__TASK STATEMENT__:
Each of the entries below is to be written out exactly, and the images skipped.

---- DATA FOR ANALYSIS

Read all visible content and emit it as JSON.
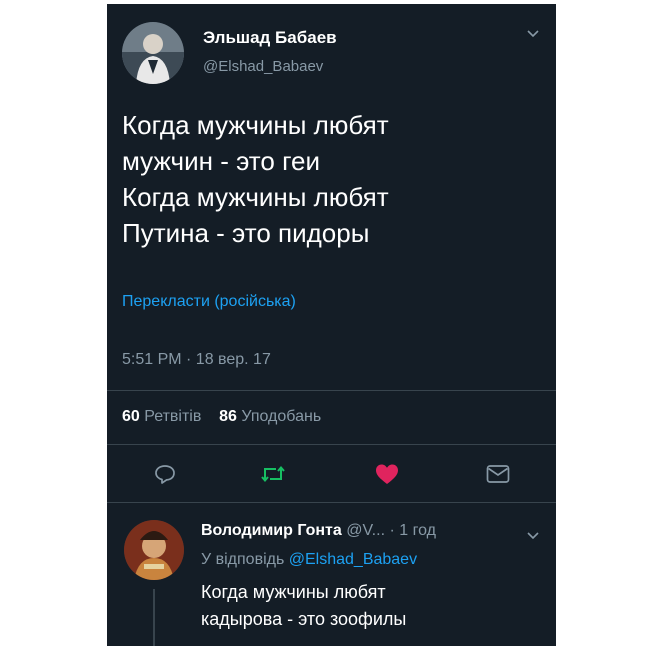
{
  "tweet": {
    "author_name": "Эльшад Бабаев",
    "author_handle": "@Elshad_Babaev",
    "text_lines": [
      "Когда мужчины любят",
      "мужчин - это геи",
      "Когда мужчины любят",
      "Путина - это пидоры"
    ],
    "translate_link": "Перекласти (російська)",
    "timestamp": "5:51 PM · 18 вер. 17",
    "retweets_count": "60",
    "retweets_label": "Ретвітів",
    "likes_count": "86",
    "likes_label": "Уподобань"
  },
  "actions": {
    "icons": [
      "reply-icon",
      "retweet-icon",
      "heart-icon",
      "message-icon"
    ],
    "retweet_color": "#17bf63",
    "like_color": "#e0245e"
  },
  "reply": {
    "author_name": "Володимир Гонта",
    "author_handle_truncated": "@V...",
    "time": "· 1 год",
    "in_reply_to_prefix": "У відповідь",
    "in_reply_to_handle": "@Elshad_Babaev",
    "text_lines": [
      "Когда мужчины любят",
      "кадырова - это зоофилы"
    ]
  },
  "colors": {
    "background": "#141d26",
    "secondary_text": "#8899a6",
    "link": "#1da1f2",
    "divider": "#38444d"
  }
}
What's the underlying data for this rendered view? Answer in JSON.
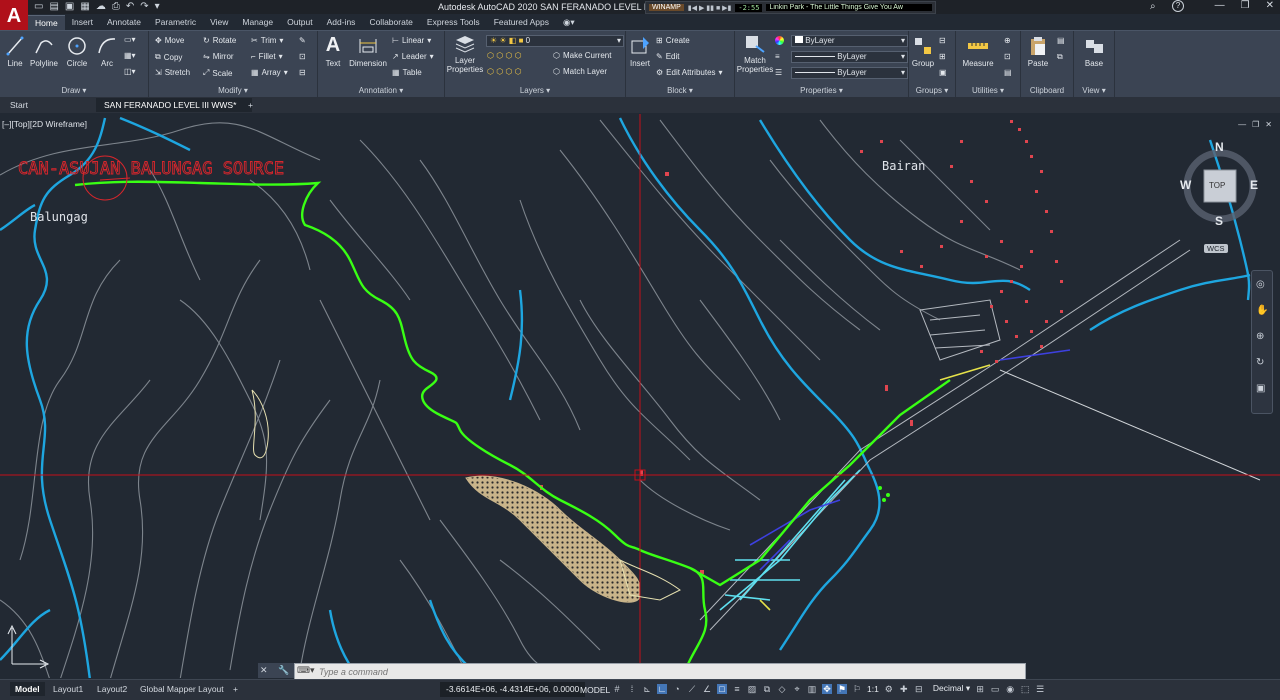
{
  "app": {
    "logo": "A",
    "window_title": "Autodesk AutoCAD 2020   SAN FERANADO LEVEL III WWS...",
    "window_controls": [
      "—",
      "❐",
      "✕"
    ]
  },
  "winamp": {
    "label": "WINAMP",
    "time": "-2:55",
    "song": "Linkin Park - The Little Things Give You Aw"
  },
  "ribbon_tabs": [
    "Home",
    "Insert",
    "Annotate",
    "Parametric",
    "View",
    "Manage",
    "Output",
    "Add-ins",
    "Collaborate",
    "Express Tools",
    "Featured Apps"
  ],
  "active_tab": "Home",
  "ribbon": {
    "draw": {
      "title": "Draw",
      "tools": [
        "Line",
        "Polyline",
        "Circle",
        "Arc"
      ]
    },
    "modify": {
      "title": "Modify",
      "tools": [
        "Move",
        "Rotate",
        "Trim",
        "Copy",
        "Mirror",
        "Fillet",
        "Stretch",
        "Scale",
        "Array"
      ]
    },
    "annotation": {
      "title": "Annotation",
      "tools": [
        "Text",
        "Dimension",
        "Linear",
        "Leader",
        "Table"
      ]
    },
    "layers": {
      "title": "Layers",
      "layer_properties": "Layer Properties",
      "current_layer": "0",
      "make_current": "Make Current",
      "match_layer": "Match Layer"
    },
    "block": {
      "title": "Block",
      "insert": "Insert",
      "create": "Create",
      "edit": "Edit",
      "edit_attributes": "Edit Attributes"
    },
    "properties": {
      "title": "Properties",
      "match": "Match Properties",
      "color": "ByLayer",
      "linetype": "ByLayer",
      "lineweight": "ByLayer"
    },
    "groups": {
      "title": "Groups",
      "group": "Group"
    },
    "utilities": {
      "title": "Utilities",
      "measure": "Measure"
    },
    "clipboard": {
      "title": "Clipboard",
      "paste": "Paste"
    },
    "view": {
      "title": "View",
      "base": "Base"
    }
  },
  "doc_tabs": [
    "Start",
    "SAN FERANADO LEVEL III WWS*"
  ],
  "viewport": {
    "label": "[–][Top][2D Wireframe]",
    "viewcube": {
      "n": "N",
      "s": "S",
      "e": "E",
      "w": "W",
      "face": "TOP",
      "wcs": "WCS"
    }
  },
  "map_labels": {
    "source": "CAN-ASUJAN BALUNGAG SOURCE",
    "balungag": "Balungag",
    "bairan": "Bairan"
  },
  "command": {
    "placeholder": "Type a command"
  },
  "layout_tabs": [
    "Model",
    "Layout1",
    "Layout2",
    "Global Mapper Layout"
  ],
  "status": {
    "coords": "-3.6614E+06, -4.4314E+06, 0.0000",
    "model": "MODEL",
    "scale": "1:1",
    "units": "Decimal"
  },
  "colors": {
    "background": "#222933",
    "ribbon": "#3b4453",
    "pipeline": "#39ff14",
    "rivers": "#1ea6e0",
    "roads": "#9aa0a6",
    "buildings": "#e0454f",
    "crosshair": "#c4101a",
    "source_text": "#d8262c"
  }
}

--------

__OUTPUT OF THE TASK__:
Read all visible content and emit it as JSON.
{
  "tweet": {
    "author_name": "Эльшад Бабаев",
    "author_handle": "@Elshad_Babaev",
    "text_lines": [
      "Когда мужчины любят",
      "мужчин - это геи",
      "Когда мужчины любят",
      "Путина - это пидоры"
    ],
    "translate_link": "Перекласти (російська)",
    "timestamp": "5:51 PM · 18 вер. 17",
    "retweets_count": "60",
    "retweets_label": "Ретвітів",
    "likes_count": "86",
    "likes_label": "Уподобань"
  },
  "actions": {
    "icons": [
      "reply-icon",
      "retweet-icon",
      "heart-icon",
      "message-icon"
    ],
    "retweet_color": "#17bf63",
    "like_color": "#e0245e"
  },
  "reply": {
    "author_name": "Володимир Гонта",
    "author_handle_truncated": "@V...",
    "time": "· 1 год",
    "in_reply_to_prefix": "У відповідь",
    "in_reply_to_handle": "@Elshad_Babaev",
    "text_lines": [
      "Когда мужчины любят",
      "кадырова - это зоофилы"
    ]
  },
  "colors": {
    "background": "#141d26",
    "secondary_text": "#8899a6",
    "link": "#1da1f2",
    "divider": "#38444d"
  }
}
What's the underlying data for this rendered view? Answer in JSON.
{
  "app": {
    "logo": "A",
    "window_title": "Autodesk AutoCAD 2020   SAN FERANADO LEVEL III WWS...",
    "window_controls": [
      "—",
      "❐",
      "✕"
    ]
  },
  "winamp": {
    "label": "WINAMP",
    "time": "-2:55",
    "song": "Linkin Park - The Little Things Give You Aw"
  },
  "ribbon_tabs": [
    "Home",
    "Insert",
    "Annotate",
    "Parametric",
    "View",
    "Manage",
    "Output",
    "Add-ins",
    "Collaborate",
    "Express Tools",
    "Featured Apps"
  ],
  "active_tab": "Home",
  "ribbon": {
    "draw": {
      "title": "Draw",
      "tools": [
        "Line",
        "Polyline",
        "Circle",
        "Arc"
      ]
    },
    "modify": {
      "title": "Modify",
      "tools": [
        "Move",
        "Rotate",
        "Trim",
        "Copy",
        "Mirror",
        "Fillet",
        "Stretch",
        "Scale",
        "Array"
      ]
    },
    "annotation": {
      "title": "Annotation",
      "tools": [
        "Text",
        "Dimension",
        "Linear",
        "Leader",
        "Table"
      ]
    },
    "layers": {
      "title": "Layers",
      "layer_properties": "Layer Properties",
      "current_layer": "0",
      "make_current": "Make Current",
      "match_layer": "Match Layer"
    },
    "block": {
      "title": "Block",
      "insert": "Insert",
      "create": "Create",
      "edit": "Edit",
      "edit_attributes": "Edit Attributes"
    },
    "properties": {
      "title": "Properties",
      "match": "Match Properties",
      "color": "ByLayer",
      "linetype": "ByLayer",
      "lineweight": "ByLayer"
    },
    "groups": {
      "title": "Groups",
      "group": "Group"
    },
    "utilities": {
      "title": "Utilities",
      "measure": "Measure"
    },
    "clipboard": {
      "title": "Clipboard",
      "paste": "Paste"
    },
    "view": {
      "title": "View",
      "base": "Base"
    }
  },
  "doc_tabs": [
    "Start",
    "SAN FERANADO LEVEL III WWS*"
  ],
  "viewport": {
    "label": "[–][Top][2D Wireframe]",
    "viewcube": {
      "n": "N",
      "s": "S",
      "e": "E",
      "w": "W",
      "face": "TOP",
      "wcs": "WCS"
    }
  },
  "map_labels": {
    "source": "CAN-ASUJAN BALUNGAG SOURCE",
    "balungag": "Balungag",
    "bairan": "Bairan"
  },
  "command": {
    "placeholder": "Type a command"
  },
  "layout_tabs": [
    "Model",
    "Layout1",
    "Layout2",
    "Global Mapper Layout"
  ],
  "status": {
    "coords": "-3.6614E+06, -4.4314E+06, 0.0000",
    "model": "MODEL",
    "scale": "1:1",
    "units": "Decimal"
  },
  "colors": {
    "background": "#222933",
    "ribbon": "#3b4453",
    "pipeline": "#39ff14",
    "rivers": "#1ea6e0",
    "roads": "#9aa0a6",
    "buildings": "#e0454f",
    "crosshair": "#c4101a",
    "source_text": "#d8262c"
  }
}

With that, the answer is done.